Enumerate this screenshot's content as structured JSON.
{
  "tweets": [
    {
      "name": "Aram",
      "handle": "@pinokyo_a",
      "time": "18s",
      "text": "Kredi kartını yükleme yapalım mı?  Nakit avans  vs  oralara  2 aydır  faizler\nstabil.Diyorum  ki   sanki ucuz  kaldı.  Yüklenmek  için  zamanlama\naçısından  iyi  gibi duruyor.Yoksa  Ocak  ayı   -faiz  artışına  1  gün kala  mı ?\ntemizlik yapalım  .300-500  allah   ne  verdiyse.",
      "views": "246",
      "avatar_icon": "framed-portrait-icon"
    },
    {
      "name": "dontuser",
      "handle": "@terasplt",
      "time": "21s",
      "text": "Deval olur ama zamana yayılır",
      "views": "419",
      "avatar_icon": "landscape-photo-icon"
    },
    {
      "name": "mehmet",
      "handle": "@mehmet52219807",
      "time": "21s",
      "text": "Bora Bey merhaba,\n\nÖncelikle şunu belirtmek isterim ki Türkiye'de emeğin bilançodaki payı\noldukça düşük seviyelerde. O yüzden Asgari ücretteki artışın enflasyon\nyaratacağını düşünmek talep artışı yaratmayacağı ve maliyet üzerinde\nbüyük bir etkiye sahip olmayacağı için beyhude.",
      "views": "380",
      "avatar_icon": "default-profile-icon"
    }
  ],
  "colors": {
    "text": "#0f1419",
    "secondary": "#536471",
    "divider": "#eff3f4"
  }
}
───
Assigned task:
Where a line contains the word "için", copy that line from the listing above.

Answer section:
      "text": "Kredi kartını yükleme yapalım mı?  Nakit avans  vs  oralara  2 aydır  faizler\nstabil.Diyorum  ki   sanki ucuz  kaldı.  Yüklenmek  için  zamanlama\naçısından  iyi  gibi duruyor.Yoksa  Ocak  ayı   -faiz  artışına  1  gün kala  mı ?\ntemizlik yapalım  .300-500  allah   ne  verdiyse.",
      "text": "Bora Bey merhaba,\n\nÖncelikle şunu belirtmek isterim ki Türkiye'de emeğin bilançodaki payı\noldukça düşük seviyelerde. O yüzden Asgari ücretteki artışın enflasyon\nyaratacağını düşünmek talep artışı yaratmayacağı ve maliyet üzerinde\nbüyük bir etkiye sahip olmayacağı için beyhude.",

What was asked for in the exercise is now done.